How to add Additional Insureds to your insurance policy

One of the many benefits of using Thimble’s small business insurance is that adding Additional Insureds comes at no additional cost. And, adding them to your existing policy is incredibly easy to do. It can be done during the initial purchase stage or after you’ve already begun coverage. Use our how-to guide to add Additional Insureds.

Getting covered with Thimble

Whether you need general liability insurance or professional liability insurance for your business, Thimble’s affordable coverage offers businesses the protection they need and gives them total control over their policy.
We can give you the insurance that works for your timeframe and budget. Once you buy your policy, you can add as many Additional Insureds as you need at no extra cost. That’s radically simple. Want to see for yourself? Visit the Thimble mobile app and click “get a quote.”


  1. Investopedia. Additional Insured. 
  2. Insurance Information Institute (III). Additional Insureds: How Policy Language Can Create Dramatic Consequences. 
  3. International Risk Management Institute. Additional Insured Endorsement. 
  4. Investopedia. Blanket Additional Insured Endorsement. 
  5. Insurance Information Institute. Additional Insureds: How Policy Language Can Create Dramatic Consequences. 

Our editorial content is intended for informational purposes only and is not written by a licensed insurance agent.

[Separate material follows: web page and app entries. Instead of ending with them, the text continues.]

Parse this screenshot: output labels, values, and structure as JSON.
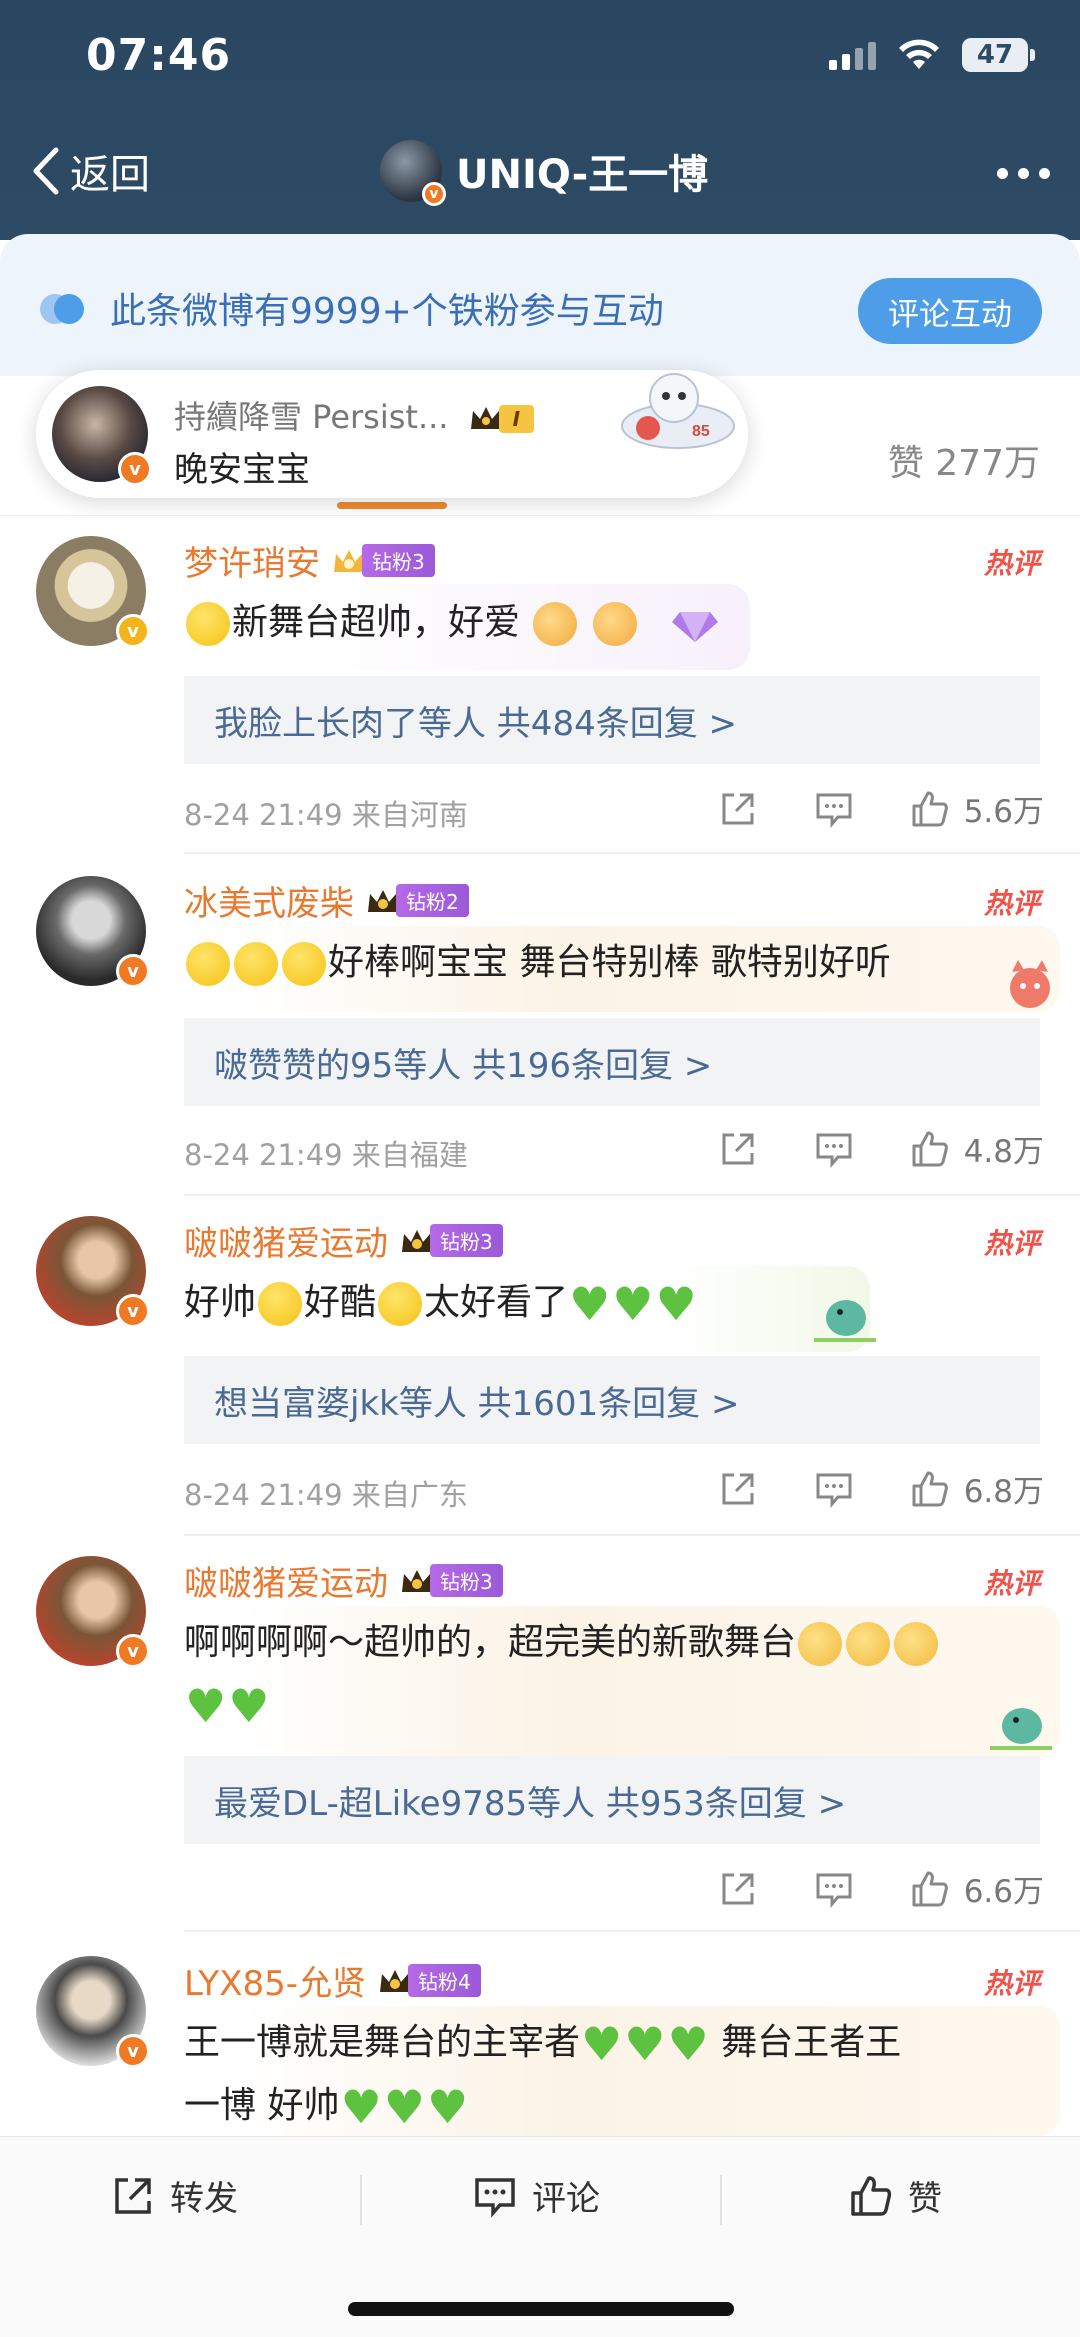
{
  "status_bar": {
    "time": "07:46",
    "battery": "47"
  },
  "nav": {
    "back_label": "返回",
    "title": "UNIQ-王一博"
  },
  "fan_banner": {
    "text": "此条微博有9999+个铁粉参与互动",
    "button": "评论互动"
  },
  "tabs": {
    "likes_total": "赞 277万"
  },
  "popup": {
    "name": "持續降雪 Persist...",
    "badge_level": "I",
    "message": "晚安宝宝"
  },
  "comments": [
    {
      "name": "梦许琑安",
      "badge": "钻粉3",
      "hot": "热评",
      "text_before": "",
      "text": "新舞台超帅，好爱",
      "reply": "我脸上长肉了等人  共484条回复 >",
      "meta": "8-24 21:49  来自河南",
      "likes": "5.6万"
    },
    {
      "name": "冰美式废柴",
      "badge": "钻粉2",
      "hot": "热评",
      "text": "好棒啊宝宝 舞台特别棒 歌特别好听",
      "reply": "啵赞赞的95等人  共196条回复 >",
      "meta": "8-24 21:49  来自福建",
      "likes": "4.8万"
    },
    {
      "name": "啵啵猪爱运动",
      "badge": "钻粉3",
      "hot": "热评",
      "text_a": "好帅",
      "text_b": "好酷",
      "text_c": "太好看了",
      "reply": "想当富婆jkk等人  共1601条回复 >",
      "meta": "8-24 21:49  来自广东",
      "likes": "6.8万"
    },
    {
      "name": "啵啵猪爱运动",
      "badge": "钻粉3",
      "hot": "热评",
      "text": "啊啊啊啊～超帅的，超完美的新歌舞台",
      "reply": "最爱DL-超Like9785等人  共953条回复 >",
      "likes": "6.6万"
    },
    {
      "name": "LYX85-允贤",
      "badge": "钻粉4",
      "hot": "热评",
      "text_line1": "王一博就是舞台的主宰者",
      "text_line1b": "舞台王者王",
      "text_line2": "一博 好帅"
    }
  ],
  "bottom_bar": {
    "repost": "转发",
    "comment": "评论",
    "like": "赞"
  }
}
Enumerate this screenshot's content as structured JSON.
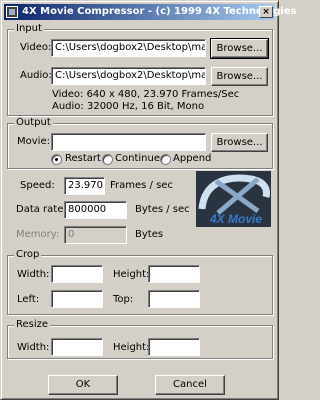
{
  "window": {
    "title": "4X Movie Compressor - (c) 1999 4X Technologies",
    "close_glyph": "×"
  },
  "input": {
    "legend": "Input",
    "video_label": "Video:",
    "video_path": "C:\\Users\\dogbox2\\Desktop\\manoftaic",
    "audio_label": "Audio:",
    "audio_path": "C:\\Users\\dogbox2\\Desktop\\manoftaic",
    "browse_label": "Browse...",
    "video_info": "Video: 640 x 480, 23.970 Frames/Sec",
    "audio_info": "Audio: 32000 Hz, 16 Bit, Mono"
  },
  "output": {
    "legend": "Output",
    "movie_label": "Movie:",
    "movie_path": "",
    "browse_label": "Browse...",
    "mode_options": [
      "Restart",
      "Continue",
      "Append"
    ],
    "mode_selected": "Restart"
  },
  "settings": {
    "speed_label": "Speed:",
    "speed_value": "23.970",
    "speed_unit": "Frames / sec",
    "datarate_label": "Data rate:",
    "datarate_value": "800000",
    "datarate_unit": "Bytes / sec",
    "memory_label": "Memory:",
    "memory_value": "0",
    "memory_unit": "Bytes"
  },
  "logo": {
    "text": "4X Movie"
  },
  "crop": {
    "legend": "Crop",
    "width_label": "Width:",
    "height_label": "Height:",
    "left_label": "Left:",
    "top_label": "Top:",
    "width_value": "",
    "height_value": "",
    "left_value": "",
    "top_value": ""
  },
  "resize": {
    "legend": "Resize",
    "width_label": "Width:",
    "height_label": "Height:",
    "width_value": "",
    "height_value": ""
  },
  "buttons": {
    "ok": "OK",
    "cancel": "Cancel"
  },
  "colors": {
    "title_start": "#0a246a",
    "title_end": "#a6caf0",
    "face": "#d4d0c8",
    "logo_text": "#3a78c8"
  }
}
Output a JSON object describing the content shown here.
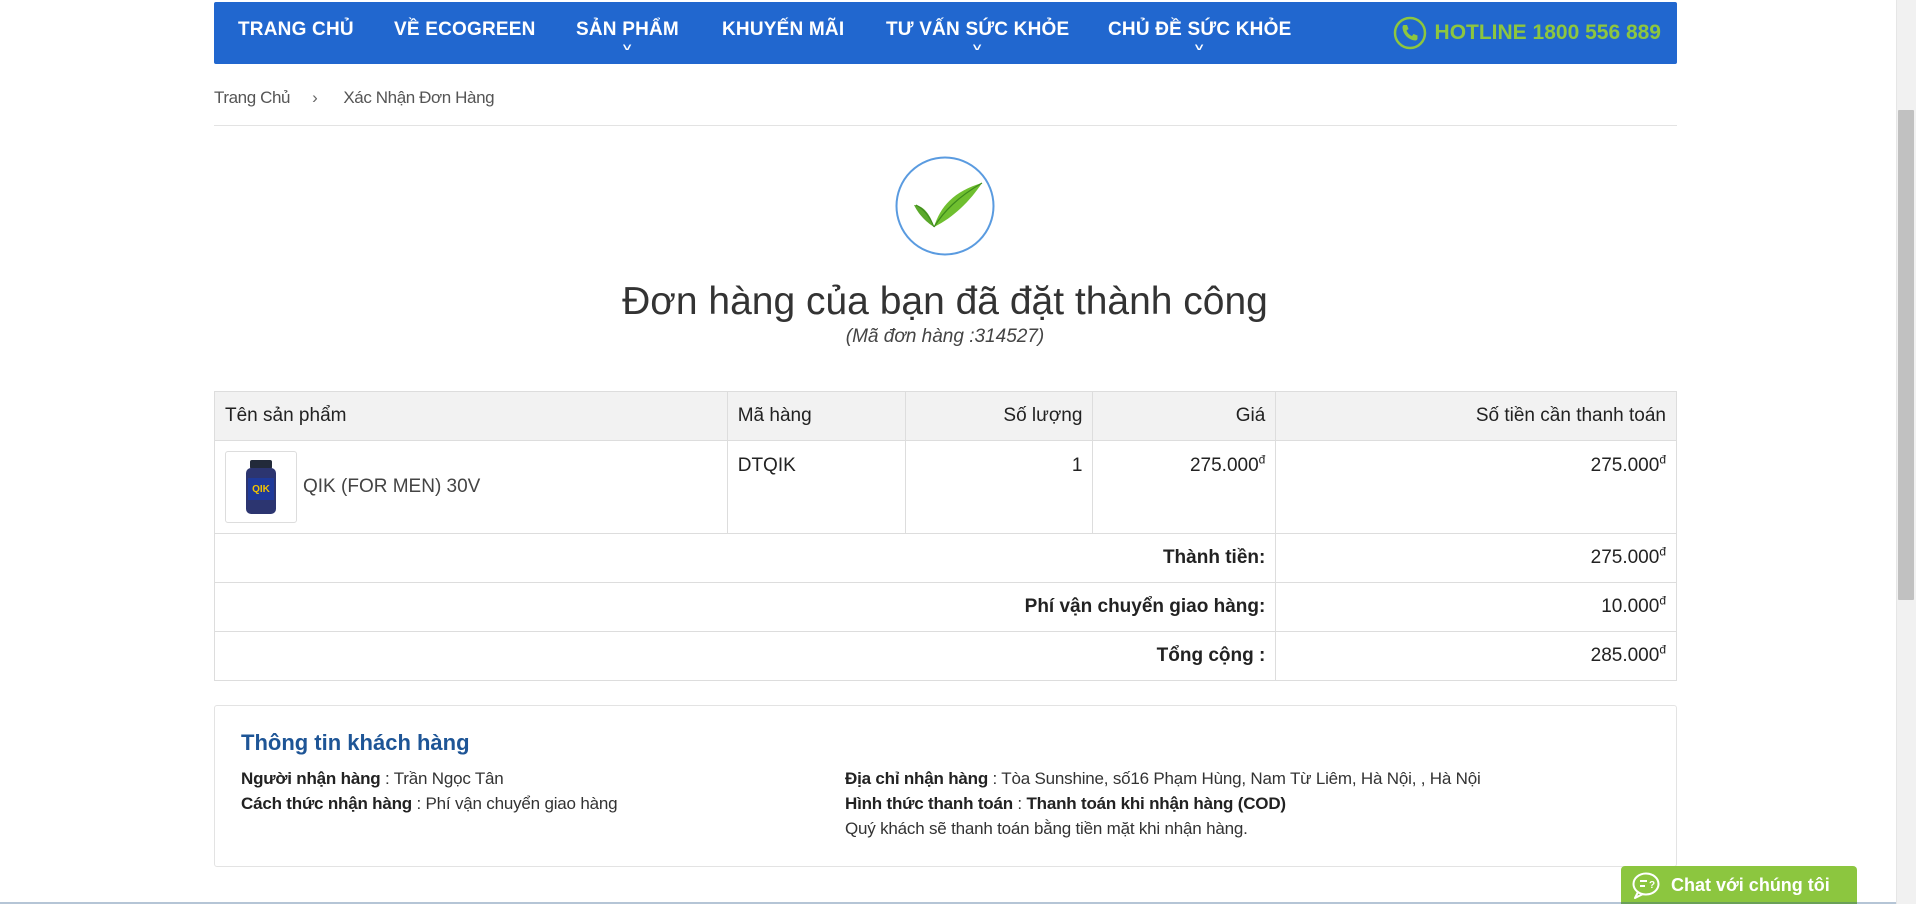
{
  "nav": {
    "items": [
      {
        "label": "TRANG CHỦ",
        "has_dropdown": false
      },
      {
        "label": "VỀ ECOGREEN",
        "has_dropdown": false
      },
      {
        "label": "SẢN PHẨM",
        "has_dropdown": true
      },
      {
        "label": "KHUYẾN MÃI",
        "has_dropdown": false
      },
      {
        "label": "TƯ VẤN SỨC KHỎE",
        "has_dropdown": true
      },
      {
        "label": "CHỦ ĐỀ SỨC KHỎE",
        "has_dropdown": true
      }
    ],
    "hotline": "HOTLINE 1800 556 889",
    "hotline_icon": "phone-icon"
  },
  "breadcrumb": {
    "home": "Trang Chủ",
    "separator": "›",
    "current": "Xác Nhận Đơn Hàng"
  },
  "success": {
    "icon": "check-leaf-icon",
    "title": "Đơn hàng của bạn đã đặt thành công",
    "order_code": "(Mã đơn hàng :314527)"
  },
  "order_table": {
    "headers": [
      "Tên sản phẩm",
      "Mã hàng",
      "Số lượng",
      "Giá",
      "Số tiền cần thanh toán"
    ],
    "items": [
      {
        "name": "QIK (FOR MEN) 30V",
        "code": "DTQIK",
        "quantity": "1",
        "price": "275.000",
        "total": "275.000",
        "thumb_label": "QIK"
      }
    ],
    "currency_symbol": "đ",
    "subtotal_label": "Thành tiền:",
    "subtotal": "275.000",
    "shipping_label": "Phí vận chuyển giao hàng:",
    "shipping": "10.000",
    "grand_total_label": "Tổng cộng :",
    "grand_total": "285.000"
  },
  "customer": {
    "title": "Thông tin khách hàng",
    "recipient_label": "Người nhận hàng",
    "recipient": " : Trần Ngọc Tân",
    "method_label": "Cách thức nhận hàng",
    "method": " : Phí vận chuyển giao hàng",
    "address_label": "Địa chỉ nhận hàng",
    "address": " : Tòa Sunshine, số16 Phạm Hùng, Nam Từ Liêm, Hà Nội, , Hà Nội",
    "payment_label": "Hình thức thanh toán",
    "payment_sep": " : ",
    "payment": "Thanh toán khi nhận hàng (COD)",
    "payment_note": "Quý khách sẽ thanh toán bằng tiền mặt khi nhận hàng."
  },
  "chat": {
    "label": "Chat với chúng tôi",
    "icon": "chat-bubble-icon"
  },
  "colors": {
    "nav_bg": "#2167cf",
    "hotline": "#8dc63f",
    "title_blue": "#1e5596",
    "chat_bg": "#8cc63f"
  }
}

Terms and conditions for rate and coverage may vary by class of business and state.